5 ways to protect your internet privacy now that the GOP made your information for sale
On Tuesday, in a narrow vote, Congress voted to officially eliminate online privacy rules passed by the Federal Communications Commission during President Obama’s administration.
The FCC’s 2016 guidelines prevented internet service providers like AT&T, Comcast, Charter and Verizon from gathering private customer data and selling it to third parties.This verdict is a win for telecommunications companies and a loss for privacy rights advocates — and for you.
But if you’re interested in preserving your online privacy, there are a handful of steps you can take to protect yourself. Read more.(3/29/2017 1:20 PM)
Pai just blocked rules
set out in October that aim to make it more difficult for internet
service providers like Verizon, Comcast and AT&T to give your data
to advertisers — the rules require that customers have to opt-in in
order for the ISPs to access their data and personal information. Read more (3/7/17 2:31 PM)
Congress just gutted your privacy protections. And if the Trump team has its way Net Neutrality will be next.
Hours ago, House Republicans voted to throw out the broadband-privacy rules the FCC passed last year.
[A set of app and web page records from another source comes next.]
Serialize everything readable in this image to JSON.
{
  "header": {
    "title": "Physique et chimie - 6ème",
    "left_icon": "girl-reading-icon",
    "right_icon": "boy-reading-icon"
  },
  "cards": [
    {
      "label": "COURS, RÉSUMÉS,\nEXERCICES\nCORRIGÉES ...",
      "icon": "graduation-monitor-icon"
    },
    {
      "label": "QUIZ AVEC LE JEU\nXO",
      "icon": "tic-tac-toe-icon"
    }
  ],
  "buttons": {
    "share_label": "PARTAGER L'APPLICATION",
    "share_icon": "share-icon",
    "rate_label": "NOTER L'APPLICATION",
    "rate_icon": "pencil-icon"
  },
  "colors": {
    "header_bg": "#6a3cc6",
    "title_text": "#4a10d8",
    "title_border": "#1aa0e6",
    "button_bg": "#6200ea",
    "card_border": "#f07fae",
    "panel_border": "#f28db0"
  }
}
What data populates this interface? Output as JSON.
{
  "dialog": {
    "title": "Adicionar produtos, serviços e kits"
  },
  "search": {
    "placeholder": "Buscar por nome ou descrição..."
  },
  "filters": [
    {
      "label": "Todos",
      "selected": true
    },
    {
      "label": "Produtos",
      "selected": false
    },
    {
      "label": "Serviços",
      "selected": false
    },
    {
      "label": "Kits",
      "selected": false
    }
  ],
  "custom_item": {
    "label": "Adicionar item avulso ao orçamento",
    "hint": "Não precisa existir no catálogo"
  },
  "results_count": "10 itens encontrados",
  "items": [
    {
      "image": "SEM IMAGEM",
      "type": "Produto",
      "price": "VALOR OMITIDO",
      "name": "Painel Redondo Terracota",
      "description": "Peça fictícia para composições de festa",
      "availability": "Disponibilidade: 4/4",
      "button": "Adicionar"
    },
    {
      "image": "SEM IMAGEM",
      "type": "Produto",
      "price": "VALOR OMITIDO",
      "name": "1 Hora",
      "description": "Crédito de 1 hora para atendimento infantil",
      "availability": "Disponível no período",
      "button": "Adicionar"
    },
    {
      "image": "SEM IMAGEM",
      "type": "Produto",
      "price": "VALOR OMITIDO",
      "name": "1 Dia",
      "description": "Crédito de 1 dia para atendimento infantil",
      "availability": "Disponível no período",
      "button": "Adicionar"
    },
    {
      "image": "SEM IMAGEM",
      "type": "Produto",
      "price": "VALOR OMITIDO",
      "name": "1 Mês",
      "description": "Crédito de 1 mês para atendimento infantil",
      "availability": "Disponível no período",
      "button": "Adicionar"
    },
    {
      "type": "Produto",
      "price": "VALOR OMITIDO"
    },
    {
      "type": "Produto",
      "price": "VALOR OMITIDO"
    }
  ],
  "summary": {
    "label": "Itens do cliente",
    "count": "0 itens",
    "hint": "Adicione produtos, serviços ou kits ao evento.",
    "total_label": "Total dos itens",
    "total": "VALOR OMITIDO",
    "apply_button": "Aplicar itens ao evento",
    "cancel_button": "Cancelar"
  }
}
These important protections were designed to prevent your internet service provider from selling your personal data (such as your web-browsing history) to advertisers and other companies without your consent.
This matters for two reasons:
1. The people who voted for this dangerous resolution care more about pleasing companies like Comcast than they do about serving you.
2. These rules were built off the landmark Net Neutrality rules we won at the FCC in 2015 — and now those protections are in danger.
The broadband-privacy fight is this administration’s first attack on the open internet. And now that they have a win on their hands, they’ll be pushing for another.
But protest works. Pushback works. In the last few weeks people like you have flooded congressional offices with thousands of calls. And those calls are scaring elected officials. The broadband-privacy votes in both chambers were close and we’ve seen the effect that calls, petitions and protests are having on other issues like health care.
It took 4 million of us speaking out about Net Neutrality to win last time around. It will take even more to save it now.
It won’t be easy, but if we build enough power we can win again. #NetNeutrality #Congress #InternetPrivacy
The Senate and Congress have voted to repeal our internet privacy, allowing cable companies to sell off your sensitive information to whoever wants to buy them. Before, they would ask for your permission to do so, now, with this repeal, these companies WILL sell:
• Your name • Your address • Your IP address • Your current subscription level • Geographic location • Children’s information • Health information • Financial information • Social Security numbers • Web browsing history • App usage history • The content of communications
Now it’s in Trumps hands to sign that bill into law (which we know he will do). Funny how these politicians, who were easily brought, forget that they’re not immune to their own laws…
also re: teens sitting around with their tablets and smartphones
like, if a kid can access the internet (with some privacy still) while also sitting in the same room as their parents, honestly that’s better and more social than what I did as a teenager, which was hole up in my room at my desktop computer that I couldn’t move anywhere else in the house
mostly what I see from the teens in my family is they will sit and scroll through their phone, but if something interesting starts happening, or a new person enters the room, or they see something cool they want to share, they look up and interact again, because they’re sitting right there with everyone else.
that is waaaay more social than 2002 me, hunched over my desktop for hours and only seeing my mom in passing when I went to microwave a burrito at 1am. way, way more social.